Top of Records shown

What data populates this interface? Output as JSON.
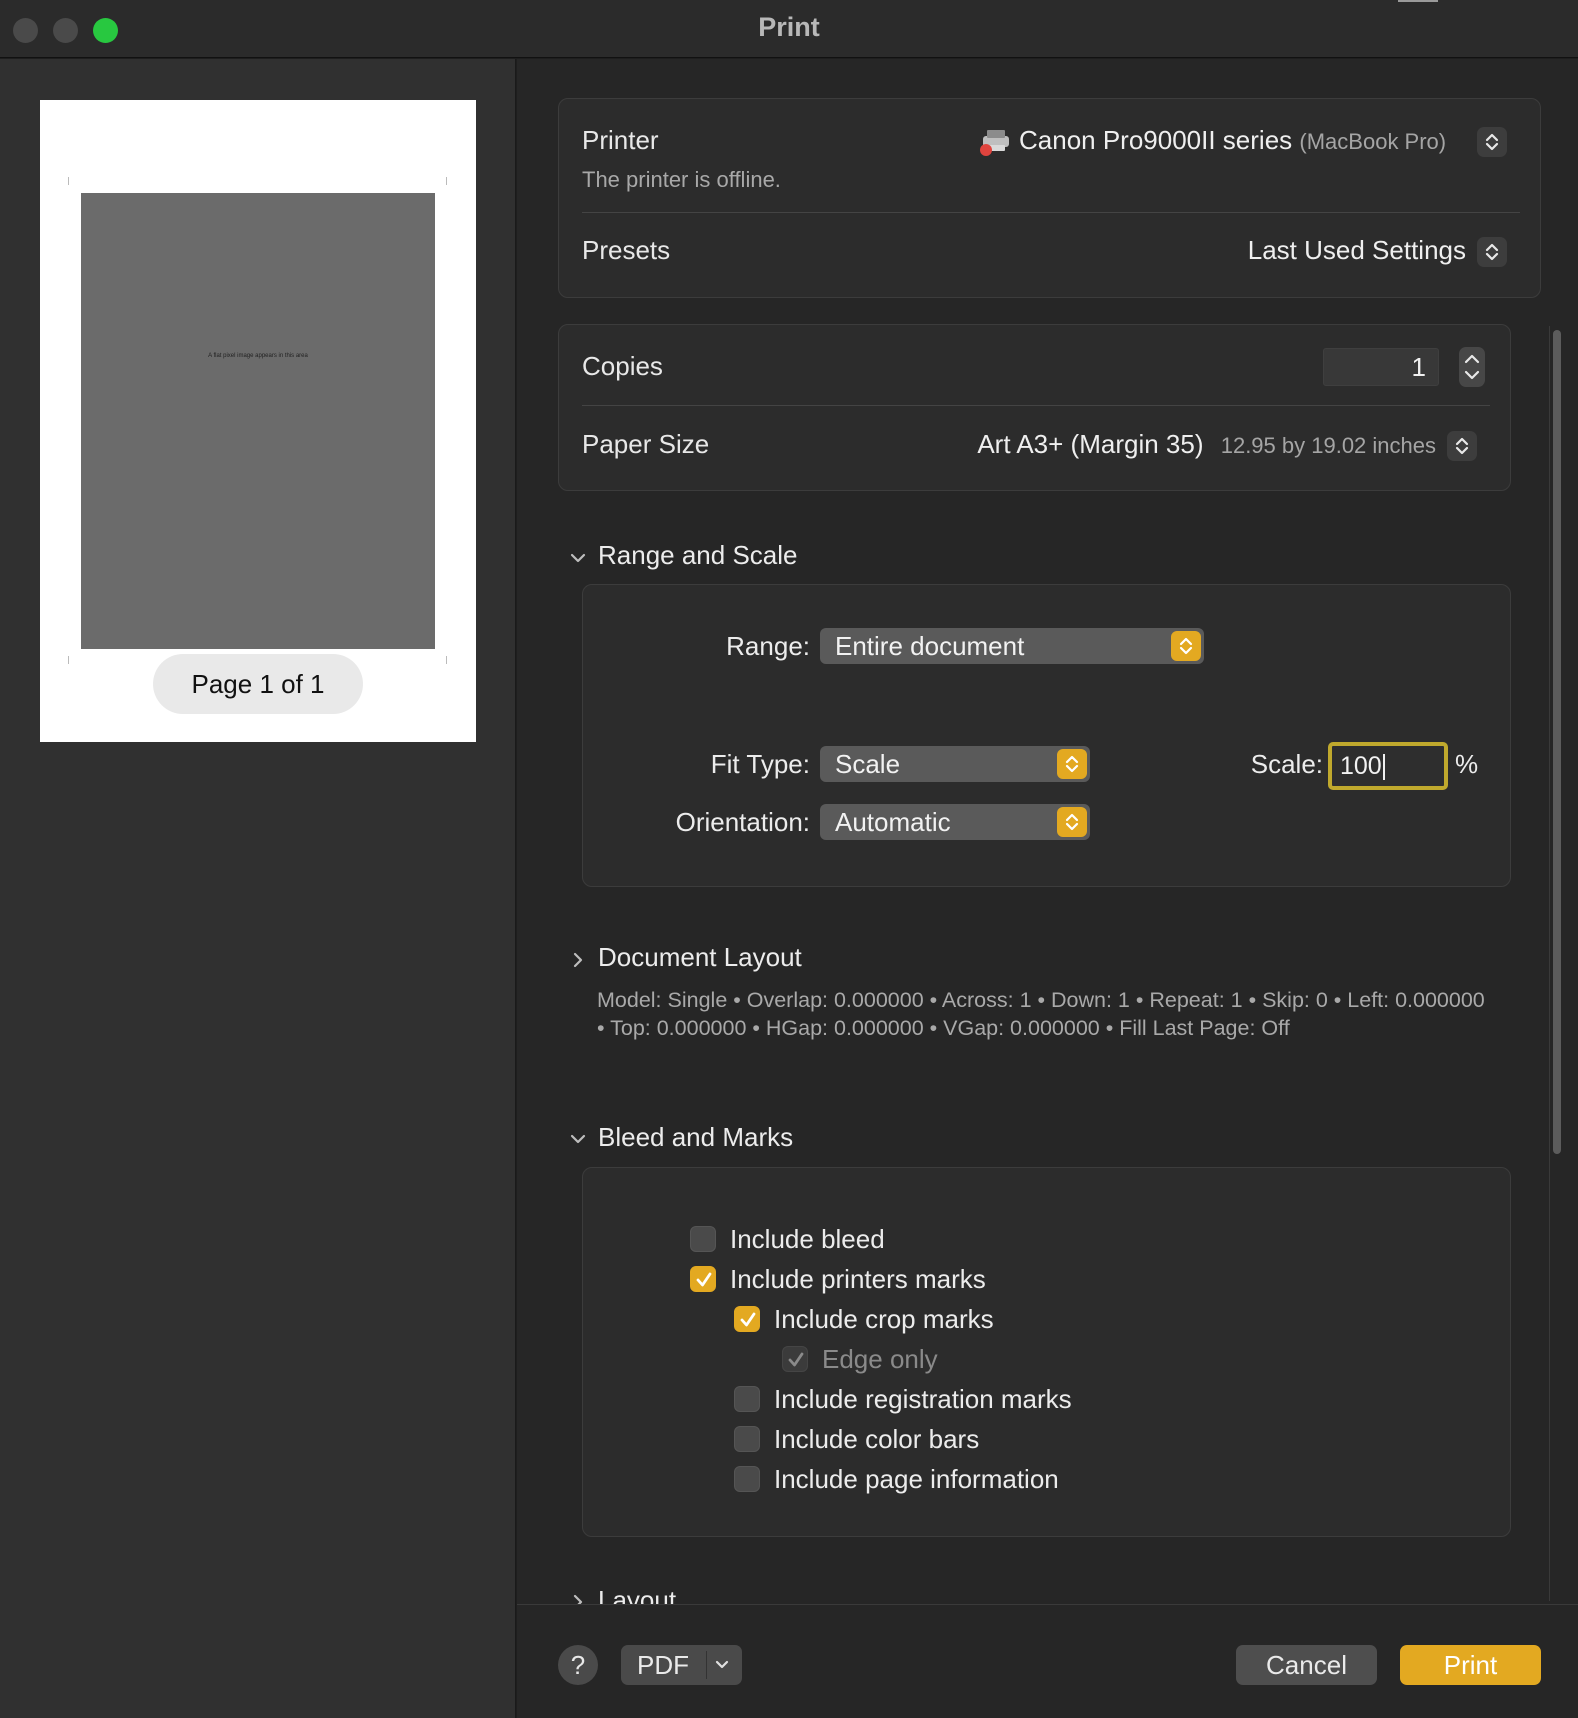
{
  "window": {
    "title": "Print"
  },
  "preview": {
    "caption": "A flat pixel image appears in this area",
    "page_indicator": "Page 1 of 1"
  },
  "printer": {
    "label": "Printer",
    "name": "Canon Pro9000II series",
    "host": "(MacBook Pro)",
    "status": "The printer is offline.",
    "icon": "printer-icon"
  },
  "presets": {
    "label": "Presets",
    "value": "Last Used Settings"
  },
  "copies": {
    "label": "Copies",
    "value": "1"
  },
  "paper_size": {
    "label": "Paper Size",
    "value": "Art A3+ (Margin 35)",
    "dimensions": "12.95 by 19.02 inches"
  },
  "range_and_scale": {
    "header": "Range and Scale",
    "range_label": "Range:",
    "range_value": "Entire document",
    "fit_type_label": "Fit Type:",
    "fit_type_value": "Scale",
    "orientation_label": "Orientation:",
    "orientation_value": "Automatic",
    "scale_label": "Scale:",
    "scale_value": "100",
    "scale_unit": "%"
  },
  "document_layout": {
    "header": "Document Layout",
    "summary": "Model: Single • Overlap: 0.000000 • Across: 1 • Down: 1 • Repeat: 1 • Skip: 0 • Left: 0.000000 • Top: 0.000000 • HGap: 0.000000 • VGap: 0.000000 • Fill Last Page: Off"
  },
  "bleed_and_marks": {
    "header": "Bleed and Marks",
    "options": [
      {
        "label": "Include bleed",
        "checked": false
      },
      {
        "label": "Include printers marks",
        "checked": true
      },
      {
        "label": "Include crop marks",
        "checked": true
      },
      {
        "label": "Edge only",
        "checked": true,
        "disabled": true
      },
      {
        "label": "Include registration marks",
        "checked": false
      },
      {
        "label": "Include color bars",
        "checked": false
      },
      {
        "label": "Include page information",
        "checked": false
      }
    ]
  },
  "layout": {
    "header": "Layout"
  },
  "footer": {
    "help": "?",
    "pdf": "PDF",
    "cancel": "Cancel",
    "print": "Print"
  },
  "colors": {
    "accent": "#e3a921",
    "zoom": "#28c840",
    "offline_dot": "#e0443e"
  }
}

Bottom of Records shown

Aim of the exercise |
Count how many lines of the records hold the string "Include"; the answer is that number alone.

Written answer |
6